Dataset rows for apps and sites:
┌──

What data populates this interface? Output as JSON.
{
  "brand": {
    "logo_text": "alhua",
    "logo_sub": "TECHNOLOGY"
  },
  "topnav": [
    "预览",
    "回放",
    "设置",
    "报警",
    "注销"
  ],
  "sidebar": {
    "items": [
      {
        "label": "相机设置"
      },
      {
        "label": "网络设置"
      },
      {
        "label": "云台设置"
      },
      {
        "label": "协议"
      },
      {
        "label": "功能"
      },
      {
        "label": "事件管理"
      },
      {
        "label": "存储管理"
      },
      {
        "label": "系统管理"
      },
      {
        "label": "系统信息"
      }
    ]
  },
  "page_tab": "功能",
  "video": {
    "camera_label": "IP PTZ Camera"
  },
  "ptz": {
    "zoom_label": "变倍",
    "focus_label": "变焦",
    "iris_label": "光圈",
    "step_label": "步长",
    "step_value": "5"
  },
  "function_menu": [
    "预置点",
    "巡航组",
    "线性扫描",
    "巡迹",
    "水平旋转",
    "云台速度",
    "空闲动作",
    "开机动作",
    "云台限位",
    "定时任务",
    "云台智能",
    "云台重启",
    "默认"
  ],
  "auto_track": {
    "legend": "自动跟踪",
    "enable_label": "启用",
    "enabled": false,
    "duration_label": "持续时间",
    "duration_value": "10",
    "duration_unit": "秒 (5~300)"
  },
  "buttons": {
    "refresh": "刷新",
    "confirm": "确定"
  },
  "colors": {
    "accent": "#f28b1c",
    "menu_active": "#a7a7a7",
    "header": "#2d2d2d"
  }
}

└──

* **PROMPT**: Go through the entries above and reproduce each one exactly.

* **ANSWER BOX**:
What data populates this interface? Output as JSON.
{
  "brand": {
    "logo_text": "alhua",
    "logo_sub": "TECHNOLOGY"
  },
  "topnav": [
    "预览",
    "回放",
    "设置",
    "报警",
    "注销"
  ],
  "sidebar": {
    "items": [
      {
        "label": "相机设置"
      },
      {
        "label": "网络设置"
      },
      {
        "label": "云台设置"
      },
      {
        "label": "协议"
      },
      {
        "label": "功能"
      },
      {
        "label": "事件管理"
      },
      {
        "label": "存储管理"
      },
      {
        "label": "系统管理"
      },
      {
        "label": "系统信息"
      }
    ]
  },
  "page_tab": "功能",
  "video": {
    "camera_label": "IP PTZ Camera"
  },
  "ptz": {
    "zoom_label": "变倍",
    "focus_label": "变焦",
    "iris_label": "光圈",
    "step_label": "步长",
    "step_value": "5"
  },
  "function_menu": [
    "预置点",
    "巡航组",
    "线性扫描",
    "巡迹",
    "水平旋转",
    "云台速度",
    "空闲动作",
    "开机动作",
    "云台限位",
    "定时任务",
    "云台智能",
    "云台重启",
    "默认"
  ],
  "auto_track": {
    "legend": "自动跟踪",
    "enable_label": "启用",
    "enabled": false,
    "duration_label": "持续时间",
    "duration_value": "10",
    "duration_unit": "秒 (5~300)"
  },
  "buttons": {
    "refresh": "刷新",
    "confirm": "确定"
  },
  "colors": {
    "accent": "#f28b1c",
    "menu_active": "#a7a7a7",
    "header": "#2d2d2d"
  }
}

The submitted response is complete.